━━━ Records for the exercise
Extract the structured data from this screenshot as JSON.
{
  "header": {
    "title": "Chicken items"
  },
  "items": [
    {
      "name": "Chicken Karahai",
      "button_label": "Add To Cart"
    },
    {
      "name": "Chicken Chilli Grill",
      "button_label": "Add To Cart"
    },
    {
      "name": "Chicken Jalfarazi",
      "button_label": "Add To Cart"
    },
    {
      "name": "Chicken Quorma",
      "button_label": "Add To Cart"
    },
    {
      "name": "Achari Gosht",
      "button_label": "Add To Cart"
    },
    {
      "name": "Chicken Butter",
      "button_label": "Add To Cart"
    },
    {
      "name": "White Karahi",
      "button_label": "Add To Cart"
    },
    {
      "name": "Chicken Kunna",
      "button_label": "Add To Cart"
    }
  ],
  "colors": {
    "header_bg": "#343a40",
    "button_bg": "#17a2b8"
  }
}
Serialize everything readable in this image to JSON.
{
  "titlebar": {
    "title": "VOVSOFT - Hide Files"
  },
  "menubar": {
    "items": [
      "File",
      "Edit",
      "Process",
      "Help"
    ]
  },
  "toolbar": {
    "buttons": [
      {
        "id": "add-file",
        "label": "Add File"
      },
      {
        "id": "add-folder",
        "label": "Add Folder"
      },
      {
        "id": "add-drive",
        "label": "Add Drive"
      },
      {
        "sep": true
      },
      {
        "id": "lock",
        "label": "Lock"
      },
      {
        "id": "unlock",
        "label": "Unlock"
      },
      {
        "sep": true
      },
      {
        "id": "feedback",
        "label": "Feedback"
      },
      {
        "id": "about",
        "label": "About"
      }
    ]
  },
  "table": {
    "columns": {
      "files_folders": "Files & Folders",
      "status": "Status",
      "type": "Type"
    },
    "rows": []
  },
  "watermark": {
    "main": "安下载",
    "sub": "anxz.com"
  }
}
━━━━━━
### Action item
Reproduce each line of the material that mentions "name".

### Expected output
      "name": "Chicken Karahai",
      "name": "Chicken Chilli Grill",
      "name": "Chicken Jalfarazi",
      "name": "Chicken Quorma",
      "name": "Achari Gosht",
      "name": "Chicken Butter",
      "name": "White Karahi",
      "name": "Chicken Kunna",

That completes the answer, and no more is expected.